Mike Doyle's Five Takeaways From Development Camp
Wild.com Managing Editor Mike Doyle was at Wild Development Camp last week, observing Minnesota’s top prospects in action. Here are his Five Takeaways from the camp:
Wild Special Advisor and former NHLer, Andrew Brunette, might’ve said it best last week: Development Camp is not an evaluation, it’s meant to enhance the development of the club’s top prospects. How much ‘development’ can a young hockey player get in a week? Well, aside from the strenuous on-and off-ice workouts, the NHL hopefuls participated in a number of classroom-like seminars geared towards helping them in their path to professional hockey. The prospects learned about nutrition then followed that up with a cooking class at Cooks of Crocus Hill. They learned team building from JB Spisso and played paintball for their final off-ice hurrah as a group. The Wild PR staff held court on improving their media knowhow and many were interviewed throughout the week. Wild Director of Player Development Brad Bombardir set up the sessions so that they would learn a skill and then apply it in a real world setting. Nurturing homegrown NHL players has become paramount in the salary cap era, and Minnesota’s Development Camp was a great look at the lengths a club will go to help improve its young prospects chances of making it to the League. We’ll see many of these prospects turning pro soon…
Mathew Dumba is one player who was closely watched during Development Camp, as many wonder if he’s ready to make the leap to the NHL next season. The club’s first round pick in 2012 turns 19 later this month and was impressive at camp. He has a big shot from the right side and skates well. While last season he was more of a wide-eyed spectator, this summer Dumba seemed more focused, measured and matured. He said that skating with the Wild at training camp and then the club’s American Hockey League affiliate at the end of the season was an eye-opening experience, one that taught him what it really takes to be a pro.
The Wild’s top brass has shown that it is willing to be patient with its prospects, not wanting to rush them into the League before they are ready. Playing scarce minutes in the NHL can be detrimental to a player’s confidence and have a negative impact on his development. Now, can Dumba be the next Jonas Brodin? Maybe, but what Brodin did last season was more rare than a lightning strike. If you ask Dumba, he’ll tell you he wants to make the Wild next season and the club will give him a good look in training camp, but Minnesota won’t rush him into the NHL if it will be detrimental to his development.
Unfortunately, Bulmer was injured and was only able to participate in off-ice activities. The 2010 second-round pick played his first full season of pro hockey last year with the Houston Aeros, but it was an injury-plagued debut.

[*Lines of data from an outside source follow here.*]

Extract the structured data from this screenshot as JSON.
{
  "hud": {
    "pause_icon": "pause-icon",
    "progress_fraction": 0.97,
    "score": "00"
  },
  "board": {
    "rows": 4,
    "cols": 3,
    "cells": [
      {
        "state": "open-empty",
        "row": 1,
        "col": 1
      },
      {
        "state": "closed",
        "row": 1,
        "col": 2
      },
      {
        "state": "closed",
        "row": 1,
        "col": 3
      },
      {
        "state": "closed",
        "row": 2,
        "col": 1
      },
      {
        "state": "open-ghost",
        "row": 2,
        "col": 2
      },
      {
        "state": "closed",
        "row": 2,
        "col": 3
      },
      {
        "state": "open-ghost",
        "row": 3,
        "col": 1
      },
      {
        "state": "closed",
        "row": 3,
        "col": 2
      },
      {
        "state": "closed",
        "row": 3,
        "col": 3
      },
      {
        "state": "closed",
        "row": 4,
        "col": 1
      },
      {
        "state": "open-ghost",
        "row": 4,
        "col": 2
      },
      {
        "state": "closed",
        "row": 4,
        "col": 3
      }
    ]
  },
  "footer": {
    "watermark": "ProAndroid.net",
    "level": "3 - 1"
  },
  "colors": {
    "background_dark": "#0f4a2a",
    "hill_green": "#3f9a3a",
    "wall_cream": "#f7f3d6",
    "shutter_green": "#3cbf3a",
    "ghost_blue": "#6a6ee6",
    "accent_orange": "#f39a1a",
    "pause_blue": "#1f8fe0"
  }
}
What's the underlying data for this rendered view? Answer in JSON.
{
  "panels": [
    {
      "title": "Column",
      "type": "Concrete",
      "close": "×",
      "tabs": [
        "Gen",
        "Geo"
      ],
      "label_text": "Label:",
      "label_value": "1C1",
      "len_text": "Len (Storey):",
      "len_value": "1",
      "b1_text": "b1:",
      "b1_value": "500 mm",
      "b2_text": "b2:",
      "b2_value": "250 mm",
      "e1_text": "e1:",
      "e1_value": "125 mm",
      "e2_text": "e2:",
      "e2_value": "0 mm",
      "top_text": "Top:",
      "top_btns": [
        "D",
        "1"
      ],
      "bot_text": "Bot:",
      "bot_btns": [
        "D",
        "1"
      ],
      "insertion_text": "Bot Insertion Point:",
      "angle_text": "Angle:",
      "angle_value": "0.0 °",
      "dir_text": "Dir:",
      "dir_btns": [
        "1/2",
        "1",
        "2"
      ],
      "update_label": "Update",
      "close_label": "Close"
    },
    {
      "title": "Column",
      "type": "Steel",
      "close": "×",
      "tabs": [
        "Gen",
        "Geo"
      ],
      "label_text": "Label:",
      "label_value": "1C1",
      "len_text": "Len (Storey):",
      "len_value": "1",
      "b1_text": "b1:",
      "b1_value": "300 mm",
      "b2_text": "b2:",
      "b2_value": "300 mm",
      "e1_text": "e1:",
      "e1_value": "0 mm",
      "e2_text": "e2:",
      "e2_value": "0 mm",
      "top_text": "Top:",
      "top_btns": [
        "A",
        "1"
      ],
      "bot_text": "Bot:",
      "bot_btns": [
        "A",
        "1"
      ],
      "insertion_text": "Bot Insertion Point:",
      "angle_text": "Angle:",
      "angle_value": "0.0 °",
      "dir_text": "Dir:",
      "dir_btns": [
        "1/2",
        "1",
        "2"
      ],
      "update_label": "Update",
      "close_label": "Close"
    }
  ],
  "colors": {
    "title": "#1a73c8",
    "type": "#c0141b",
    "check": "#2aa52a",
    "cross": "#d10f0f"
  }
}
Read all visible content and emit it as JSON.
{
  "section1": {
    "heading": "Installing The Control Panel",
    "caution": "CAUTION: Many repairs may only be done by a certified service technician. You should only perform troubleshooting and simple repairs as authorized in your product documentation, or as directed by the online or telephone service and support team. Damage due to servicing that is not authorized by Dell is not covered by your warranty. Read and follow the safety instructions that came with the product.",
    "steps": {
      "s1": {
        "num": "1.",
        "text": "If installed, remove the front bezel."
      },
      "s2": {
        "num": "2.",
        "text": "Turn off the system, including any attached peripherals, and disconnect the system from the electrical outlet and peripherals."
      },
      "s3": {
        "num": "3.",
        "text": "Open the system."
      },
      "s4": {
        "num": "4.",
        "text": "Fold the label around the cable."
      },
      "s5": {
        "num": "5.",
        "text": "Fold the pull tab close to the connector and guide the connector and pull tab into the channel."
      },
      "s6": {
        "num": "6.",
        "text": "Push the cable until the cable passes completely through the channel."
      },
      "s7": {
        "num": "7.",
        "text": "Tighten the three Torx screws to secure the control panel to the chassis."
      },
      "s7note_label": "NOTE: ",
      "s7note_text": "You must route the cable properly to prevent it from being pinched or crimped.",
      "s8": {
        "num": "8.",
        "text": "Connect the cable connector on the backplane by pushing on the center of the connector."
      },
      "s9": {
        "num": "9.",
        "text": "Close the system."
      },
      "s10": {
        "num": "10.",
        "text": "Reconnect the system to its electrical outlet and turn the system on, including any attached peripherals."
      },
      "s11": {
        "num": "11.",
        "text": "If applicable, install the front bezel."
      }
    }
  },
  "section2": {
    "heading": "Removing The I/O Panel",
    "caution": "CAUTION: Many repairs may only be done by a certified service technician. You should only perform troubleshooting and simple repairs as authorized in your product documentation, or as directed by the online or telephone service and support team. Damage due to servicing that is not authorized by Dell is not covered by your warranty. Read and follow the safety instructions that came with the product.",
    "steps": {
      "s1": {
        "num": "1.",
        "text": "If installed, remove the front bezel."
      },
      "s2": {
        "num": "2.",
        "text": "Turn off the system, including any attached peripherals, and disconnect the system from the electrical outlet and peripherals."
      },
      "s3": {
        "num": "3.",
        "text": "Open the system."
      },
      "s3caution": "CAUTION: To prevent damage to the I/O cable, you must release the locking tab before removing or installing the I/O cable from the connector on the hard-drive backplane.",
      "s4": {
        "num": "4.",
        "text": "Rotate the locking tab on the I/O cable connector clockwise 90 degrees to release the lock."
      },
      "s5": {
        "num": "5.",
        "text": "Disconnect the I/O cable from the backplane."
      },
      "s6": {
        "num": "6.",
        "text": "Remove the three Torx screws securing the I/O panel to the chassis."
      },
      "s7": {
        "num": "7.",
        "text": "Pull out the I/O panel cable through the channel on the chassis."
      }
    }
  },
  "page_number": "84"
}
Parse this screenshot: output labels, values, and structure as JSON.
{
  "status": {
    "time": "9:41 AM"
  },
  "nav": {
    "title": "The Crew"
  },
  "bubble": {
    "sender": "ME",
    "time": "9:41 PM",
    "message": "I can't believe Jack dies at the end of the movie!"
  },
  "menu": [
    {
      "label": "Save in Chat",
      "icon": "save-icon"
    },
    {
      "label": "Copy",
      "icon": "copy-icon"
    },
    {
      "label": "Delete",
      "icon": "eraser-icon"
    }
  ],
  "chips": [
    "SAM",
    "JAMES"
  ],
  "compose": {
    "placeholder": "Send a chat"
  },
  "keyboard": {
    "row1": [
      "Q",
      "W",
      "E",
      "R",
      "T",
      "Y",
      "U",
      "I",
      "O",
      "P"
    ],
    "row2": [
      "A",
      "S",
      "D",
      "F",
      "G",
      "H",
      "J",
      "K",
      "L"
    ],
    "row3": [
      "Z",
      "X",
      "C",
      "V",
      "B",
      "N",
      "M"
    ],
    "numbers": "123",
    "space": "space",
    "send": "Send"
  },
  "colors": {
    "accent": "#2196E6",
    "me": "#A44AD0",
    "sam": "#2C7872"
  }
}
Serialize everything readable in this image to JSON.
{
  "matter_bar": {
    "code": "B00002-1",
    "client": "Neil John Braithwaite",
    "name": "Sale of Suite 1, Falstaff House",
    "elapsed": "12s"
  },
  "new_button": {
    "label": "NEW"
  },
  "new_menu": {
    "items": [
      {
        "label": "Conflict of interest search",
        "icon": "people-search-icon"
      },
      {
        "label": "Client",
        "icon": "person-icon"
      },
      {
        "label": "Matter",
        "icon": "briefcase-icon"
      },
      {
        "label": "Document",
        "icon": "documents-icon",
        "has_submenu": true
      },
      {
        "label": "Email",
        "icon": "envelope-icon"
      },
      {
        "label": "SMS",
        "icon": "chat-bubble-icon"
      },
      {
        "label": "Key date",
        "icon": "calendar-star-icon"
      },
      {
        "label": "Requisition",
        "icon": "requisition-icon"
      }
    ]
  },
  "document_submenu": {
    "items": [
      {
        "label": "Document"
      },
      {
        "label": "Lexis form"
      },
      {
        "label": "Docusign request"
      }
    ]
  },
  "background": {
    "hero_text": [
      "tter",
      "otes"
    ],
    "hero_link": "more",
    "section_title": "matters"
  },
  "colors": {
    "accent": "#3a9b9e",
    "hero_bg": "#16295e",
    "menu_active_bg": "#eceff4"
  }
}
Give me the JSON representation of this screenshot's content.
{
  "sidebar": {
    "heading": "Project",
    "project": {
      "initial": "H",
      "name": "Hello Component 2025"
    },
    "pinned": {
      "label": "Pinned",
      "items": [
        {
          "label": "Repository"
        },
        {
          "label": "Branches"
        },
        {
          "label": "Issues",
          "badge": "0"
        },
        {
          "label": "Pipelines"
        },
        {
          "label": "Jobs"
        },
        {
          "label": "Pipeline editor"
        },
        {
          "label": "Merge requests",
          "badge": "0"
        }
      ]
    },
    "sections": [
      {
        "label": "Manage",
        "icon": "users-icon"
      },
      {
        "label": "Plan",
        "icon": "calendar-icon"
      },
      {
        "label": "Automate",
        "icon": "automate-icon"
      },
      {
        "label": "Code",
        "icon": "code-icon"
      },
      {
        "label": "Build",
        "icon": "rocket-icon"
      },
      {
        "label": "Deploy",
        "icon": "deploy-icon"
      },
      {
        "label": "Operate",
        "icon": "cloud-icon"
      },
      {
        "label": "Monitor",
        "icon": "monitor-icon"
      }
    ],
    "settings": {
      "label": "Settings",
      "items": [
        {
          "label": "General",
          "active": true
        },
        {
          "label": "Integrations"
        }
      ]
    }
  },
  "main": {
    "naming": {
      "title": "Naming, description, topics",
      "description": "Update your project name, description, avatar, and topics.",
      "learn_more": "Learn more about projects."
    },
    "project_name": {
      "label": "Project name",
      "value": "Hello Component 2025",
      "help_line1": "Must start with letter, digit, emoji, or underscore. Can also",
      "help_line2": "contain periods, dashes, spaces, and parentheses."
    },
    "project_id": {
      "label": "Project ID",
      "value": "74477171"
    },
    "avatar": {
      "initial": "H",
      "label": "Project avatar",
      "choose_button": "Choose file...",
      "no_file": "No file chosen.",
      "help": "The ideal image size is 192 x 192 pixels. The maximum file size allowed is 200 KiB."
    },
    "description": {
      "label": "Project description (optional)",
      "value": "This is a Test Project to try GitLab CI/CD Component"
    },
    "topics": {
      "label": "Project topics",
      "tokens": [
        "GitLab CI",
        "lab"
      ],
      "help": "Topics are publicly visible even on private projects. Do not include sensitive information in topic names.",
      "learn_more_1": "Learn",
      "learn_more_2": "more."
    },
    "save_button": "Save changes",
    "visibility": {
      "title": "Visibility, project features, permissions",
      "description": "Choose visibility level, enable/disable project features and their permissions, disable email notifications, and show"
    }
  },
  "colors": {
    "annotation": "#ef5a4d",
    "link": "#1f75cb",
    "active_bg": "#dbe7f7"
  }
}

He’ll look to get back on track this year and will look to make a splash at training camp, after skating in nine games with the team in 2011-12.
Phillips also played in his first professional season with the Aeros last year. After a slow start, the forward played well down the stretch, doubling his season point total in the last two months of the season. Phillips has a soft set of hands, scoring a beautiful backhand goal in the shootout after Saturday’s scrimmage. As he becomes stronger and continues to work on his skating, he’ll become more of a threat to crack the Wild’s lineup as an offensive player.
Haula was the most recognizable player at camp, coming off three stellar seasons with the University of Minnesota. The 22-year-old signed an entry-level deal with the Wild after his junior year and skated with the club’s AHL affiliate at the end of the season. Haula was the most polished player at camp and will be a player to look out for in training camp and throughout the season.
Development Camp was a little different this year, and the plan was to have a 3-on-3 tournament in place of a full-ice scrimmage. While it was cool to see the prospects playing in a small-ice competition, I’m glad the club decided to change Saturday’s session to a full-ice scrimmage. In a small 3-on-3 game, you get to see the players’ skills because the puck moves so quickly and there is a lot of room to maneuver blue line and in. However, it doesn’t give a full sense of what they are capable of like watching them play a full-ice game. Granted, the Saturday scrimmage came after a long week and the heavy legs were apparent, it was cool great to see Haula streaking down through the neutral zone and Dumba stepping up for a hit. Fans were also happy to come in from the July heat and watch a little puck, as about 2,600 people attended the scrimmage.
When you watch the prospect’s perform on the ice, sometimes you can forget that most of them are under-20 years old. Then you see them in their street clothes and realize that they are, still, really just pimple-faced kids. They still have to mature both mentally and physically. The responsibility laid upon these youngsters is a heavy burden, but a lot of them handle the pressure like a 10-year vet. It is the mental side of the game that separates many of the players who will make it to the NHL and those that will toil in the minors. The Wild wants to afford all of its prospects with the tools to one day make the big club, and every July Development Camp is the first step prospects take in the long and winding road to the NHL.